■ **What to do**:
Go through the entries below and print each one exactly.

Dataset rows describing interfaces:
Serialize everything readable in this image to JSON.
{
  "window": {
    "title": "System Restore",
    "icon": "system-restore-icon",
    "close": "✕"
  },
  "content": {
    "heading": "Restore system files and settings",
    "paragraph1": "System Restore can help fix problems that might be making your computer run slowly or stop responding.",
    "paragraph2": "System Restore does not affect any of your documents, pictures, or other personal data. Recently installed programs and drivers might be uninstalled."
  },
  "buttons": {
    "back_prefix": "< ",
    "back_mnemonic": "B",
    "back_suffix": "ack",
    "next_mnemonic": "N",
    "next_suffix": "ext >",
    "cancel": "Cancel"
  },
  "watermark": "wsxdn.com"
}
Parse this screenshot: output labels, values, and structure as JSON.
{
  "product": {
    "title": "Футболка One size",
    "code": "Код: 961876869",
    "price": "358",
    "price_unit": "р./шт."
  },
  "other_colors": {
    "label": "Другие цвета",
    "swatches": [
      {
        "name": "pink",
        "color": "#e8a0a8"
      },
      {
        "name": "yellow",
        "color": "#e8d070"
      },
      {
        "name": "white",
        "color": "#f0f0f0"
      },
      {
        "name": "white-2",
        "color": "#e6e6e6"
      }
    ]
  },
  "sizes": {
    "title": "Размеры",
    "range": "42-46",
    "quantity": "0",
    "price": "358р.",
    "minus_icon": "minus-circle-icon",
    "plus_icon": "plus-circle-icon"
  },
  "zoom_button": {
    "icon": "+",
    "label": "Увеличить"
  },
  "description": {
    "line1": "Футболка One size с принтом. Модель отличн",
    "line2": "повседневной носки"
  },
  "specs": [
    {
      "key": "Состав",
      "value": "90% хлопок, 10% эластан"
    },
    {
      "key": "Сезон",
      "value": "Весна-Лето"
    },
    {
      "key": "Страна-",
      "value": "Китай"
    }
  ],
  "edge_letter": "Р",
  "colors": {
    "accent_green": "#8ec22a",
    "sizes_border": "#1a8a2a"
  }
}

■ **Written reply**:
Serialize everything readable in this image to JSON.
{
  "window": {
    "title": "System Restore",
    "icon": "system-restore-icon",
    "close": "✕"
  },
  "content": {
    "heading": "Restore system files and settings",
    "paragraph1": "System Restore can help fix problems that might be making your computer run slowly or stop responding.",
    "paragraph2": "System Restore does not affect any of your documents, pictures, or other personal data. Recently installed programs and drivers might be uninstalled."
  },
  "buttons": {
    "back_prefix": "< ",
    "back_mnemonic": "B",
    "back_suffix": "ack",
    "next_mnemonic": "N",
    "next_suffix": "ext >",
    "cancel": "Cancel"
  },
  "watermark": "wsxdn.com"
}
Parse this screenshot: output labels, values, and structure as JSON.
{
  "product": {
    "title": "Футболка One size",
    "code": "Код: 961876869",
    "price": "358",
    "price_unit": "р./шт."
  },
  "other_colors": {
    "label": "Другие цвета",
    "swatches": [
      {
        "name": "pink",
        "color": "#e8a0a8"
      },
      {
        "name": "yellow",
        "color": "#e8d070"
      },
      {
        "name": "white",
        "color": "#f0f0f0"
      },
      {
        "name": "white-2",
        "color": "#e6e6e6"
      }
    ]
  },
  "sizes": {
    "title": "Размеры",
    "range": "42-46",
    "quantity": "0",
    "price": "358р.",
    "minus_icon": "minus-circle-icon",
    "plus_icon": "plus-circle-icon"
  },
  "zoom_button": {
    "icon": "+",
    "label": "Увеличить"
  },
  "description": {
    "line1": "Футболка One size с принтом. Модель отличн",
    "line2": "повседневной носки"
  },
  "specs": [
    {
      "key": "Состав",
      "value": "90% хлопок, 10% эластан"
    },
    {
      "key": "Сезон",
      "value": "Весна-Лето"
    },
    {
      "key": "Страна-",
      "value": "Китай"
    }
  ],
  "edge_letter": "Р",
  "colors": {
    "accent_green": "#8ec22a",
    "sizes_border": "#1a8a2a"
  }
}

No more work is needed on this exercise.